As more and more facilities transfer from conventional to green cleaning, property owners and facility managers typically turn to their contract cleaning service for help. After all, the cleaning contractor’s staff members are the people most familiar with the cleaning procedures and products being used in a facility every day.

But how can building owners and managers be sure that their cleaning contractor is truly familiar with all aspects of green cleaning? When selecting a new cleaning contractor, how can they make sure the contractor is indeed green and not just using green as a marketing opportunity?  And Green or not, how can you ensure that a contractor puts healthy, hygienic cleaning first in order to protect the health of building occupants?

We now know that green cleaning means much more than just using certified, environmentally preferable cleaning chemicals. Whether evaluating their current cleaning contractor or selecting a new one, building owners and managers should investigate three key areas to assess the contractor’s understanding of green cleaning. These areas are cleaning products (specifically chemicals), procedures, and equipment.

Cleaning Products

One of the first things property owners and facility managers should ask of a current or prospective cleaning contractor is to provide a list of all cleaning chemicals and related products used in the facility. Luckily, determining whether chemicals are truly green is now a very simple process. Authentic green products are certified by a certification organization such as Green Seal®, UL Environment (formerly known as EcoLogo), or some other respected and reputable certification body.

Cleaning contractors should also be using such green products as HEPA, high-filtration vacuum cleaners; products which often use less chemical and water than conventional options, such as spray-and-vac systems or microfiber cleaning cloths and mop heads; and automatic chemical measuring and dilution systems, which limit human exposure to cleaning chemicals and reduce waste.

Of course, while green alternatives are now available for almost all conventional cleaning chemicals, there are situations in which using a non-green product may still be necessary. An example of this is the use of disinfectants in certain specific areas of a medical facility. At this time, disinfectants can be registered with the US Environmental Protection Agency, assuring their effectiveness, but they cannot be labeled green. This issue is most likely to come up specifically for the owners and managers of healthcare facilities or when public health issues, such as the flu epidemic of 2013, are a concern.
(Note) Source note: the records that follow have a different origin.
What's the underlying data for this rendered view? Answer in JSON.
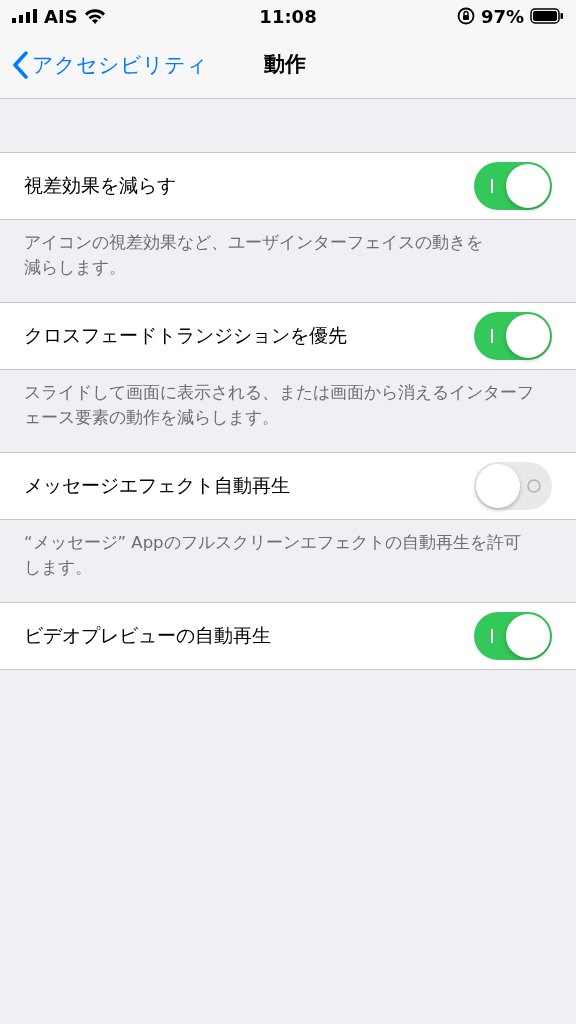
{
  "status_bar": {
    "carrier": "AIS",
    "time": "11:08",
    "battery": "97%"
  },
  "nav": {
    "back": "アクセシビリティ",
    "title": "動作"
  },
  "sections": [
    {
      "label": "視差効果を減らす",
      "on": true,
      "footer": [
        "アイコンの視差効果など、ユーザインターフェイスの動きを",
        "減らします。"
      ]
    },
    {
      "label": "クロスフェードトランジションを優先",
      "on": true,
      "footer": [
        "スライドして画面に表示される、または画面から消えるインターフ",
        "ェース要素の動作を減らします。"
      ]
    },
    {
      "label": "メッセージエフェクト自動再生",
      "on": false,
      "footer": [
        "“メッセージ” Appのフルスクリーンエフェクトの自動再生を許可",
        "します。"
      ]
    },
    {
      "label": "ビデオプレビューの自動再生",
      "on": true
    }
  ]
}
Additional articles you will be interested in.

Stay Informed

Get E+E Leader Articles delivered via Newsletter right to your inbox!

This field is for validation purposes and should be left unchanged.
Share This